Act 2, Scene 2
The next evening, Nat and Midge sit on the park bench dressed up like the mob members that they are playing. Nat quizzes Midge to make sure he remembers all of the details and when the Cowboy arrives to collect his money from Laurie, Nat plays the part of a mob boss. He tries to act threatening, but it does not work, and the Cowboy sees through the act. He grabs Nat and starts to shake him, but Midge comes to Nat’s rescue, brandishing the knife that Gilley dropped. The Cowboy backs off into the tunnel, where he waits unseen. When Midge goes walking through the tunnel to go home, the Cowboy jumps him.
Act 2, Scene 3
Twelve days later, Nat sits alone on the bench, obviously changed. He is no longer animated and is very much acting like the old man he is. Midge returns from the hospital, and Nat tells him that he has given up telling stories because they are only hurting the people he loves, like his daughter. Midge tells Nat that he lost his job because Danforth found out that there was no HURTSFOE. Nat admits that Gilley has returned and that he has raised his protection fee. Nat is miserable as they discuss how all of his plans have failed. Still, Midge is proud of himself for taking on the Cowboy. Nat rises to leave and apologizes for causing Midge grief. He also tells Midge his real name and says that he has been living at an old person’s hotel.
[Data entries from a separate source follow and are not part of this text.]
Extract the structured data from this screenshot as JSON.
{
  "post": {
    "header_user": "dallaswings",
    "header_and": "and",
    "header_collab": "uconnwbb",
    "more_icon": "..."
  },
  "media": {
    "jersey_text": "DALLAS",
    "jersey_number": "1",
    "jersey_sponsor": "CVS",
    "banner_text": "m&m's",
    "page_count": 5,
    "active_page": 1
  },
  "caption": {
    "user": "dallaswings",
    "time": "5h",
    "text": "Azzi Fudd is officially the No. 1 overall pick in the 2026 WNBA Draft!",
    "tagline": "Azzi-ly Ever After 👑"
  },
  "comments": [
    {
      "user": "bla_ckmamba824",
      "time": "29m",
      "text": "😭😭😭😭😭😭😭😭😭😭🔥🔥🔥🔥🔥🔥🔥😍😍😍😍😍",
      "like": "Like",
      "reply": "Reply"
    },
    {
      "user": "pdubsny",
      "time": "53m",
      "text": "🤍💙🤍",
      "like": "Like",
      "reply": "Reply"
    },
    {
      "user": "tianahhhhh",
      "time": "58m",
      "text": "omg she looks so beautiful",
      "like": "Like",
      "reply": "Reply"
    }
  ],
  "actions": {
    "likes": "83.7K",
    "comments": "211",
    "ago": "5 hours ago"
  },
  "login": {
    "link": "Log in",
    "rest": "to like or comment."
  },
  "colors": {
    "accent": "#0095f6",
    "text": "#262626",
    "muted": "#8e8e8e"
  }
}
He says that he is a nobody and starts to walk away. Midge accuses him of lying again and goads him into telling another tall tale because Midge obviously likes and needs to hear the interesting stories that Nat tells—the truth is much too painful. Nat takes the bait, sits on the park bench, and launches into another story.